▶ [INSTRUCTIONS FOR THE TASK] Locate every line in the records below that contains the word "selected", and copy each one.

(Data entries)
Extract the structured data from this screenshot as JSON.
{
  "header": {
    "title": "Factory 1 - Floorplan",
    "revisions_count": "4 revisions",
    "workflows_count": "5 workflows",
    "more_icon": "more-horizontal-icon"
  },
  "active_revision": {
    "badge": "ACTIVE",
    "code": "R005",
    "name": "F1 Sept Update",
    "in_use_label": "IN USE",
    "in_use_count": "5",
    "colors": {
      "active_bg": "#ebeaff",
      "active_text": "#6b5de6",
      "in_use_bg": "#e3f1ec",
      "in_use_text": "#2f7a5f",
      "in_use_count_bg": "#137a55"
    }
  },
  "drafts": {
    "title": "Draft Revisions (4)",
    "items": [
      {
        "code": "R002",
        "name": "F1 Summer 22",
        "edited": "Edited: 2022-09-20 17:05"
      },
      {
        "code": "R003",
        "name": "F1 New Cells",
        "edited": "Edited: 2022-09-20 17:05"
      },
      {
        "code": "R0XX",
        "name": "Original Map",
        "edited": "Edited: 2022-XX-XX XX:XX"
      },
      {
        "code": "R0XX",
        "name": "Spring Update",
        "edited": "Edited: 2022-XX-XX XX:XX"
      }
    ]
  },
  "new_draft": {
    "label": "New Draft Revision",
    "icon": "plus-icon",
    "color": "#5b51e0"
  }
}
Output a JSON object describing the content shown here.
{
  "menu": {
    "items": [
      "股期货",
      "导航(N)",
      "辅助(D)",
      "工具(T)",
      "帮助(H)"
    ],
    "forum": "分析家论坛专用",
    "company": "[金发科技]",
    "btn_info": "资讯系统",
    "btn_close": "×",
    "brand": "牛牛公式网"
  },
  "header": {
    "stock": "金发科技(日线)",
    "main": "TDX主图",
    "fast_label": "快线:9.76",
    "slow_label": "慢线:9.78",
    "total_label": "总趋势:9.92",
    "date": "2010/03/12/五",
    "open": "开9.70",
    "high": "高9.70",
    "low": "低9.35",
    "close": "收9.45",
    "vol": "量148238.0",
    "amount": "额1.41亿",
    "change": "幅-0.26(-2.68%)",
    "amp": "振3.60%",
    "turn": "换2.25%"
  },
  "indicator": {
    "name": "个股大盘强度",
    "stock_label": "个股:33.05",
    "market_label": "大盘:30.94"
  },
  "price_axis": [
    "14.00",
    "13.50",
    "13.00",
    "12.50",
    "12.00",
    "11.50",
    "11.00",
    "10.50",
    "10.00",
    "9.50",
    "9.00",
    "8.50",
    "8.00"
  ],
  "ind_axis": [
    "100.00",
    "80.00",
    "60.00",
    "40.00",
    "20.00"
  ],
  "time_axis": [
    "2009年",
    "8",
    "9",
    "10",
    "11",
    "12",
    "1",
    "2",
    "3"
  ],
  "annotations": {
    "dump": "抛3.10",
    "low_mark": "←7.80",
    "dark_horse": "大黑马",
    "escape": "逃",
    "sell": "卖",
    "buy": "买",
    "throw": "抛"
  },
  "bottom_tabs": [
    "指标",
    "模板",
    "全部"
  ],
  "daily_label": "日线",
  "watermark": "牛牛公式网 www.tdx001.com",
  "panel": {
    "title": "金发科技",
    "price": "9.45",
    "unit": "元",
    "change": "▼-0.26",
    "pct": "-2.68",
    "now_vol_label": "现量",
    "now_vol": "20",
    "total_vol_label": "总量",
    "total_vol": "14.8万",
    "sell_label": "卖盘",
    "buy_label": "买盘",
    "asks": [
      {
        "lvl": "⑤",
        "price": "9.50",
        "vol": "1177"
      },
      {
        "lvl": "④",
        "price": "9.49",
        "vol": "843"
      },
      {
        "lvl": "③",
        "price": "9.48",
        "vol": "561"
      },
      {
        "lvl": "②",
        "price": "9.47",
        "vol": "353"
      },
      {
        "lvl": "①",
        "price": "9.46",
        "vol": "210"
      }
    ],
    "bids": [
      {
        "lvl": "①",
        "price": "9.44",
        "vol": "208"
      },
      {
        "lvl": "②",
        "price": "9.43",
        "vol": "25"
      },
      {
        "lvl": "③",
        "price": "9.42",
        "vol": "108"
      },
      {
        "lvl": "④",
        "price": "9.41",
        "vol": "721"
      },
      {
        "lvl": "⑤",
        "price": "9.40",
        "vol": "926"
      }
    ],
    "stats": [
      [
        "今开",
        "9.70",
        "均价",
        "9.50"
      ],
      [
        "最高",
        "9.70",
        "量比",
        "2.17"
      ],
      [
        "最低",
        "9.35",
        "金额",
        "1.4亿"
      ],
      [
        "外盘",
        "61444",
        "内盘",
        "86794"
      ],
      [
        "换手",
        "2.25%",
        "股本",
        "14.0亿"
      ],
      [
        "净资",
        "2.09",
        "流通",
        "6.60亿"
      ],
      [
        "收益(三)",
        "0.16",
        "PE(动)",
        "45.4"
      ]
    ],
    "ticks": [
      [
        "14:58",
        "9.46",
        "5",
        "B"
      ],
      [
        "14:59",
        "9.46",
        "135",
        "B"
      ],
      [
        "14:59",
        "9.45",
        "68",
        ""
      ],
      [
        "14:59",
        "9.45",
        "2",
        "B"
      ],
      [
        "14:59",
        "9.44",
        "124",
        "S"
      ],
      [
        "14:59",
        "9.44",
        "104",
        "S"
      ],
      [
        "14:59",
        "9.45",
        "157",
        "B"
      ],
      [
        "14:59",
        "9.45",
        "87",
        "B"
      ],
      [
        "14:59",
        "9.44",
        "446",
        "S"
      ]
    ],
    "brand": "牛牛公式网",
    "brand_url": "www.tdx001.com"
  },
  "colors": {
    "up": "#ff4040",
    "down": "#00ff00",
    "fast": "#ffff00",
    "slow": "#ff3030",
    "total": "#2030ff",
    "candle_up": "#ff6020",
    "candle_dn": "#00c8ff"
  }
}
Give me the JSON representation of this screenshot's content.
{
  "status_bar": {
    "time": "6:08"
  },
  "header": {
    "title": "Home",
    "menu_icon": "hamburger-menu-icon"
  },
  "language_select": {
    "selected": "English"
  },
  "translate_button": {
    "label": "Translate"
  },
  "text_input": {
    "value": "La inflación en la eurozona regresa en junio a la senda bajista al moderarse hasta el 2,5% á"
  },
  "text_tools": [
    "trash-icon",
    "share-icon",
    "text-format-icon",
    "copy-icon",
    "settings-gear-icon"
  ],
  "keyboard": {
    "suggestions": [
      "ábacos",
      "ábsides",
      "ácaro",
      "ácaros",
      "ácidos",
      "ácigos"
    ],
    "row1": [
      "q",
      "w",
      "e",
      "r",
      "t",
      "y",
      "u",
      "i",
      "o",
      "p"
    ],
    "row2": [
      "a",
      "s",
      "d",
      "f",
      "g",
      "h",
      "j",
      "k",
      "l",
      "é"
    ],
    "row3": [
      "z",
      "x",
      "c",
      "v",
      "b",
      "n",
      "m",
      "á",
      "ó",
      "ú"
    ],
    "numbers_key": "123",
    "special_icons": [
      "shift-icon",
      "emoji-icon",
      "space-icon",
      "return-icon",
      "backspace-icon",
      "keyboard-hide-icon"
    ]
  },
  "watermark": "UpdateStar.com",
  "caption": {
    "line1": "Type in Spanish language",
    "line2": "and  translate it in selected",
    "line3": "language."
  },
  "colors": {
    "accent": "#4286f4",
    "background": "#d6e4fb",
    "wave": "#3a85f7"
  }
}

▶ [FINISHED TASK]
    "selected": "English"
    "line2": "and  translate it in selected",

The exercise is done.